Renting an Airbnb in Copenhagen allows you to get out of Central Copenhagen and out into neighborhoods such as Vesterbro, Nørrebro, Amager, Frederiksberg and Østerbro, which is crucial if you want to experience Copenhagen from an authentic perspective. The fridge may be half full, the apartment is probably packed with family photos and personal items and you may even be asked to water the plants… in a weird way this could become a lasting memory.
Slow travel – literally!
Slow travel is a state of mind, a way of experiencing a destination and about slowing down, and the most important tool for the slow traveler in Copenhagen could very well be a bike.
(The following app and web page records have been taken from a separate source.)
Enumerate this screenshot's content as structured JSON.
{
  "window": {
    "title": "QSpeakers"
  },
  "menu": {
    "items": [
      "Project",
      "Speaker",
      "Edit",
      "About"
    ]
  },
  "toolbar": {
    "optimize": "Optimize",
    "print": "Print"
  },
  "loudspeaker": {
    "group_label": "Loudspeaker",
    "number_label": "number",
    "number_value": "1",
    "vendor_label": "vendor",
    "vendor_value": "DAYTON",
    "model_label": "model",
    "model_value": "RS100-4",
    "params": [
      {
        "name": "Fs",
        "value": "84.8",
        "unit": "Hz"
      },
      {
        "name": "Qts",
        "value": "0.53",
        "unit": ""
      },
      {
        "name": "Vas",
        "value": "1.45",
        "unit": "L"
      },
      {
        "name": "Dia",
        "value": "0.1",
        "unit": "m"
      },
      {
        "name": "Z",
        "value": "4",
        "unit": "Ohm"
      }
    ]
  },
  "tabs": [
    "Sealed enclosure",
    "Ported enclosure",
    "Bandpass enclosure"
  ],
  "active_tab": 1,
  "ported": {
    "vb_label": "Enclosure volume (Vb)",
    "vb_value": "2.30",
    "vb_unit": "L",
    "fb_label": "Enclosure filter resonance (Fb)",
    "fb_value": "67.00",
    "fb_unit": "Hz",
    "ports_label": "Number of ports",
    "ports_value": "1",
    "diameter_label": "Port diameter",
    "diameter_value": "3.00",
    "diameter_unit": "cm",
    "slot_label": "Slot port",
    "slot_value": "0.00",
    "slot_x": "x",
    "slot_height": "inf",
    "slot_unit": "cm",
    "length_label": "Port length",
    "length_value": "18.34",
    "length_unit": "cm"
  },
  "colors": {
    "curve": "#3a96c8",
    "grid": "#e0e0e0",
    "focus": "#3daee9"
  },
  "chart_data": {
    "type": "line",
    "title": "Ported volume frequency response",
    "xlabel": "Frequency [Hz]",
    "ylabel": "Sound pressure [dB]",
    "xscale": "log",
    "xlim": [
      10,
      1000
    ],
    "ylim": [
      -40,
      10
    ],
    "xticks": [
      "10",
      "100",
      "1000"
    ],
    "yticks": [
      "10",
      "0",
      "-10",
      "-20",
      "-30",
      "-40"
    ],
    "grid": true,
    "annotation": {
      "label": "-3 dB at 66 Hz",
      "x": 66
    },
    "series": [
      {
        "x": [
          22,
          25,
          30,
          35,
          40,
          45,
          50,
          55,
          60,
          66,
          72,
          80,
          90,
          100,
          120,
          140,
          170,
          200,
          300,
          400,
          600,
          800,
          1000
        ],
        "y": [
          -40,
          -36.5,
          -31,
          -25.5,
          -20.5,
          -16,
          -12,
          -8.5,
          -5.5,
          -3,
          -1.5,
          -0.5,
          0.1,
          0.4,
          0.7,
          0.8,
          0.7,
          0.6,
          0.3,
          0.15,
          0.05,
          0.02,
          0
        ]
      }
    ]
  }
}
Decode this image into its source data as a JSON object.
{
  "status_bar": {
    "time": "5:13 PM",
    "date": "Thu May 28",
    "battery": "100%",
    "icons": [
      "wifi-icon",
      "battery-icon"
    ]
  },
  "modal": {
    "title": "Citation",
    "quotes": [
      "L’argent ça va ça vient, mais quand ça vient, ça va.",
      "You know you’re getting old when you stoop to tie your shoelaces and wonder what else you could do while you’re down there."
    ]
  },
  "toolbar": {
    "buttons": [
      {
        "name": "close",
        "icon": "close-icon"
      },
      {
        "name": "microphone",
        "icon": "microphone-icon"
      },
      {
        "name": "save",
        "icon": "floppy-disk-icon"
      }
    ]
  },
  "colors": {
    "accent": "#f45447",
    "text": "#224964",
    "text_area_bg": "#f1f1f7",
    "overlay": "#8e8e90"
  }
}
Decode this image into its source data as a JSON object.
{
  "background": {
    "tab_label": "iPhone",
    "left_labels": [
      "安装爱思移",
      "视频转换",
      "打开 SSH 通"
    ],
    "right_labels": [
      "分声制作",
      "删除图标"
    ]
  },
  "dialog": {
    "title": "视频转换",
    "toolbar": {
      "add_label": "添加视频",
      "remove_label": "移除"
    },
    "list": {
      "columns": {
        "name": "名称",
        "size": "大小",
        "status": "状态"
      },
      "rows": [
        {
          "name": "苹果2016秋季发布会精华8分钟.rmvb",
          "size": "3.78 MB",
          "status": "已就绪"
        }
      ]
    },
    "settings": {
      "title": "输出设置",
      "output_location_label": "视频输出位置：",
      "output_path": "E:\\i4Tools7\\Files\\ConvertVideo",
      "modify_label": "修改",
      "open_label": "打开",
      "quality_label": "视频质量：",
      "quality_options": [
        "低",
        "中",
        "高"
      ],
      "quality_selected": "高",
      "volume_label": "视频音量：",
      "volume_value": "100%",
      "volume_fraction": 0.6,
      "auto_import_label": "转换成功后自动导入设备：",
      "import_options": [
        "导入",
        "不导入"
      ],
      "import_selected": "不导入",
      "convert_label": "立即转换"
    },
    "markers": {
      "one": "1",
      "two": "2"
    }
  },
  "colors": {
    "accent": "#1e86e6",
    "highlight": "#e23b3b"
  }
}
But make no mistake, biking around Copenhagen can be as stressful as it’s authentic, however it’s not to be missed. The bike will get you places you wouldn’t have gone otherwise and it will give you a chance to stop and smell the flowers, the kebab… or the weed in case you’re close to Christiania.
Do’s and don’ts when riding a bike in Copenhagen
- Arm up when stopping.
- Don’t ever stop in the middle of the road or on a bike path without signaling. It is guaranteed to piss off the Danes.
- Right arm to the right when turning right.
- Left turns don’t exist at a traffic light. You need to cross two streets to turn left.
- Go with the flow. Slow bikers are annoying, fast ones are dangerous. Try to fit in.
- Wear a helmet – even if the Danes don’t wear one.
Slow travel your way through Copenhagen
Slow travel can be whatever you want it to be. In the end it’s up to you to decide what calms you, what enlightens you and what makes you want to share a piece of yourself. However, we suggest you take your time and stay in Copenhagen at least 4 days, though most people would stress that 2 days should be enough. Stay local and rent an apartment on Airbnb or try couchsurfing. Get yourself a bike, which allows you to experience everything in between point A and point B. Taste the city: Street food, beer, gastronomy and even salt water. And not least – take it easy, chill at a café for hours and lie down in a park and watch the dogs running around. Enjoy!